“When you think about it, virtually every consumer product has homogenized with globalization – around the world, we eat at the same fast food chains, we listen to the same pop songs, and we shop at the same major retailers,” Bernhard said. “Why wouldn’t this homogenization also happen with the integrated resort product that made Las Vegas famous? I think we see greater convergence between the Macau experience and the Las Vegas experience, even though both steadfastly retain their original flavors, of course.”
The similarities of Macau to Las Vegas are striking. Wynn has a cable-car transit system that provides bird’s-eye views of a fountain show a la Bellagio; Sands, the king of conventions in Las Vegas, has established that reputation in Macau as well as Singapore and now has a half-scale Eiffel Tower to boot; MGM’s Grande Praca shares many similarities with the conservatories at both Bellagio and National Harbor.
And, the retail scene in Macau is almost overwhelming with hundreds of high-end stores, particularly on the growing Cotai Strip.
That attention to non-gaming as well as gaming components bodes well for companies making a play to gain a foothold in Japan.
“In the end, this would constitute one of the major chapters in gaming expansion – in which the integrated casino resort, which is arguably Nevada’s most successful invention and most lucrative export, is at last exported to one of the world’s largest economies,” Bernhard said.
He added that problem gambling concerns would be part of the equation in Japan and he predicts strong exclusion programs, treatment and education initiatives and possibly an entry fee for locals as they do in Singapore.
Bernhard had some other comments about what’s ahead in Las Vegas.
On NHL hockey’s debut on the Strip later this year: “I don’t think there’s any doubt that the professional team sports vibe will be felt up and down the Strip on game nights, spilling over nicely into the well-designed area surrounding T-Mobile (Arena). I don’t think that the hockey wagering numbers will spike too much on the Strip – and note that sports wagering, more generally, is not a huge driver of Strip revenues – but the vibe, the atmosphere, and, yet again, for the umpteenth time, the broadening of the Las Vegas experience to embrace new ‘rides at the Strip amusement park,’ that’s something to watch in 2017.”

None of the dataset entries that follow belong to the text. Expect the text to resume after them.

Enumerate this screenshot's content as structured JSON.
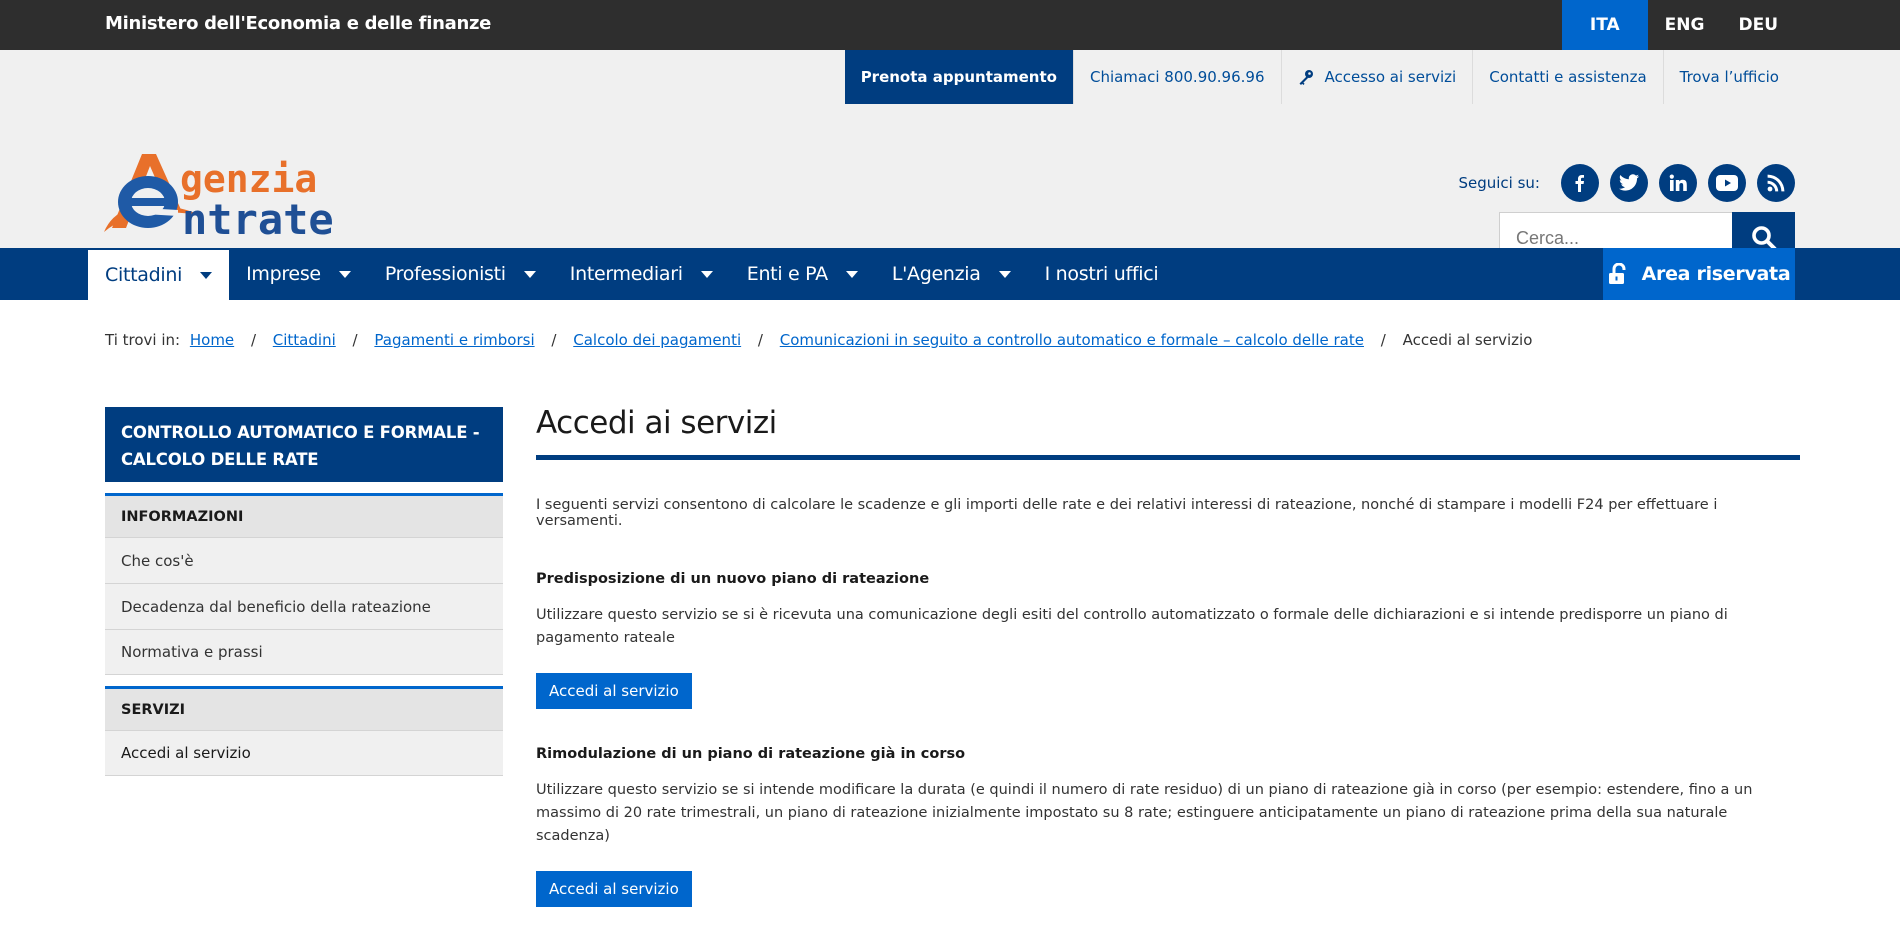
{
  "topbar": {
    "ministry": "Ministero dell'Economia e delle finanze",
    "languages": [
      "ITA",
      "ENG",
      "DEU"
    ],
    "active_language": "ITA"
  },
  "utility": {
    "book": "Prenota appuntamento",
    "call": "Chiamaci 800.90.96.96",
    "access": "Accesso ai servizi",
    "contacts": "Contatti e assistenza",
    "office": "Trova l’ufficio"
  },
  "logo": {
    "line1": "genzia",
    "line2": "ntrate",
    "icon": "agenzia-entrate-logo"
  },
  "social": {
    "label": "Seguici su:",
    "icons": [
      "facebook-icon",
      "twitter-icon",
      "linkedin-icon",
      "youtube-icon",
      "rss-icon"
    ]
  },
  "search": {
    "placeholder": "Cerca..."
  },
  "nav": {
    "items": [
      "Cittadini",
      "Imprese",
      "Professionisti",
      "Intermediari",
      "Enti e PA",
      "L'Agenzia",
      "I nostri uffici"
    ],
    "active": "Cittadini",
    "reserved": "Area riservata"
  },
  "breadcrumb": {
    "prefix": "Ti trovi in:",
    "links": [
      "Home",
      "Cittadini",
      "Pagamenti e rimborsi",
      "Calcolo dei pagamenti",
      "Comunicazioni in seguito a controllo automatico e formale – calcolo delle rate"
    ],
    "current": "Accedi al servizio"
  },
  "sidebar": {
    "title": "CONTROLLO AUTOMATICO E FORMALE - CALCOLO DELLE RATE",
    "section1": "INFORMAZIONI",
    "section1_items": [
      "Che cos'è",
      "Decadenza dal beneficio della rateazione",
      "Normativa e prassi"
    ],
    "section2": "SERVIZI",
    "section2_items": [
      "Accedi al servizio"
    ]
  },
  "main": {
    "title": "Accedi ai servizi",
    "intro": "I seguenti servizi consentono di calcolare le scadenze e gli importi delle rate e dei relativi interessi di rateazione, nonché di stampare i modelli F24 per effettuare i versamenti.",
    "service1_title": "Predisposizione di un nuovo piano di rateazione",
    "service1_desc": "Utilizzare questo servizio se si è ricevuta una comunicazione degli esiti del controllo automatizzato o formale delle dichiarazioni e si intende predisporre un piano di pagamento rateale",
    "service1_button": "Accedi al servizio",
    "service2_title": "Rimodulazione di un piano di rateazione già in corso",
    "service2_desc": "Utilizzare questo servizio se si intende modificare la durata (e quindi il numero di rate residuo) di un piano di rateazione già in corso (per esempio: estendere, fino a un massimo di 20 rate trimestrali, un piano di rateazione inizialmente impostato su 8 rate; estinguere anticipatamente un piano di rateazione prima della sua naturale scadenza)",
    "service2_button": "Accedi al servizio"
  },
  "colors": {
    "brand_blue": "#003d80",
    "accent_blue": "#0066cc",
    "logo_orange": "#e8702a"
  }
}
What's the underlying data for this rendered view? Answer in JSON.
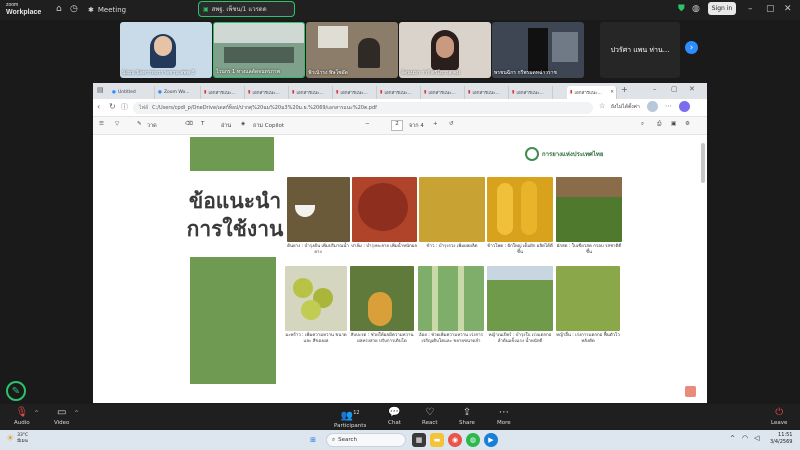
{
  "zoom": {
    "logo_line1": "zoom",
    "logo_line2": "Workplace",
    "meeting_label": "Meeting",
    "sharing_label": "สพฐ. เพ็ชน/1 แวรดด",
    "signin_label": "Sign in",
    "accent_color": "#2d8cff",
    "more_participants_label": "ปวรัศา แพน ห่าน...",
    "participants": [
      {
        "name": "นุ้งมน นิลทวาทยวราจชาน สพพ 3",
        "bg": "#c9dbe9"
      },
      {
        "name": "ไวนกร 1 ทางแลด้ดจนทรภาพ",
        "bg": "#7fa08a"
      },
      {
        "name": "ฟ้าเน้ารง พิษโซอ๊ด",
        "bg": "#8c7d6a"
      },
      {
        "name": "ลัดนนรก าารั ศรีโฮวาส คป",
        "bg": "#d9d3cc"
      },
      {
        "name": "พรชนฉีกร กรีพรมดทฉ่าวราช",
        "bg": "#3d4652"
      }
    ],
    "bottom_items": [
      {
        "label": "Audio",
        "icon": "microphone-muted-icon"
      },
      {
        "label": "Video",
        "icon": "video-camera-icon"
      },
      {
        "label": "Participants",
        "icon": "participants-icon",
        "count": "12"
      },
      {
        "label": "Chat",
        "icon": "chat-icon"
      },
      {
        "label": "React",
        "icon": "heart-icon"
      },
      {
        "label": "Share",
        "icon": "share-icon"
      },
      {
        "label": "More",
        "icon": "more-icon"
      },
      {
        "label": "Leave",
        "icon": "leave-icon"
      }
    ]
  },
  "browser": {
    "tabs": [
      {
        "label": "Untitled"
      },
      {
        "label": "Zoom Wo..."
      },
      {
        "label": "เอกสารแนะ..."
      },
      {
        "label": "เอกสารแนะ..."
      },
      {
        "label": "เอกสารแนะ..."
      },
      {
        "label": "เอกสารแนะ..."
      },
      {
        "label": "เอกสารแนะ..."
      },
      {
        "label": "เอกสารแนะ..."
      },
      {
        "label": "เอกสารแนะ..."
      },
      {
        "label": "เอกสารแนะ..."
      }
    ],
    "active_tab": "เอกสารแนะ...",
    "file_prefix": "ไฟล์",
    "url": "C:/Users/cpdl_p/OneDrive/เดสก์ท็อป/ปากตุ%20ฉม%20ม3%20ม.ย.%2069/เอกสารแนะ%20ต.pdf",
    "reading_mode": "ยังไม่ได้ตั้งค่า",
    "pdf": {
      "draw_label": "วาด",
      "read_aloud": "อ่าน",
      "ask_copilot": "ถาม Copilot",
      "page_current": "2",
      "page_total": "จาก 4"
    }
  },
  "slide": {
    "title_line1": "ข้อแนะนำ",
    "title_line2": "การใช้งาน",
    "logo_text": "การยางแห่งประเทศไทย",
    "accent_green": "#6f9a52",
    "crops": [
      {
        "caption": "ต้นยาง : บำรุงต้น เพิ่มปริมาณน้ำยาง",
        "color": "#6b5a3a"
      },
      {
        "caption": "ปาล์ม : บำรุงทะลาย เพิ่มน้ำหนักผล",
        "color": "#b0442a"
      },
      {
        "caption": "ข้าว : บำรุงรวง เพิ่มผลผลิต",
        "color": "#c8a232"
      },
      {
        "caption": "ข้าวโพด : ฝักใหญ่ เต็มฝัก ผลิตได้ดีขึ้น",
        "color": "#d8a21c"
      },
      {
        "caption": "ผักสด : ใบเขียวสด กรอบ รสชาติดีขึ้น",
        "color": "#4f7a2e"
      },
      {
        "caption": "มะพร้าว : เพิ่มความหวาน ขนาด และ สีของผล",
        "color": "#c2c455"
      },
      {
        "caption": "สับปะรด : ช่วยให้ผลมีความหวาน ผลทรงสวย ปรับการเติบโต",
        "color": "#8a6a2e"
      },
      {
        "caption": "อ้อย : ช่วยเพิ่มความหวาน เร่งการเจริญเติบโตและ ขยายขนาดลำ",
        "color": "#7fae6a"
      },
      {
        "caption": "หญ้าเนเปียร์ : บำรุงใบ เร่งแตกกอ ลำต้นแข็งแรง น้ำหนักดี",
        "color": "#6e9a4a"
      },
      {
        "caption": "หญ้าอื่น : เร่งการแตกกอ ฟื้นตัวไวหลังตัด",
        "color": "#8aa84a"
      }
    ]
  },
  "taskbar": {
    "weather_temp": "33°C",
    "weather_desc": "มีเมฆ",
    "search_label": "Search",
    "time": "11:51",
    "date": "3/4/2569"
  }
}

On millennials in casinos: “We have a course in our Center for Gaming Innovation in which our students, largely millennials, invent gambling games — and we’ve got over 30 student inventions in the patent process now. These students walk today’s casino floors and wonder where the fun games are. Now, the obvious observation here is that younger generations have never been huge gamblers when compared with older generations – but we do see significant millennial expenditures in other parts of the facility, such as the nightclub. As such, it could well be that this time is different – and that this time, the younger generation continues to feel an aversion to traditional gambling games, even as they age into cohorts when they traditionally embrace more sedentary activities like casino gambling.”
On Strip parking: “Once these developments take hold and gather momentum, it’s difficult to see them getting rolled back. If I put my five-years-from-now lenses on, it’s just impossible to see more free parking on the Strip.”
Bernhard also is convinced that the Genting Group is coming for sure with Resorts World Las Vegas.
“Whether the project is reconfigured a bit is another matter, but this is a major international operator that wants to get into the Strip and wants to leverage its global database of customers to compete in the most diversified casino playing field on Earth.”
The Review-Journal is owned by the family of Las Vegas Sands Corp. Chairman and CEO Sheldon Adelson.
Contact Richard N. Velotta at email@example.com or 702-477-3893. Follow @RickVelotta on Twitter.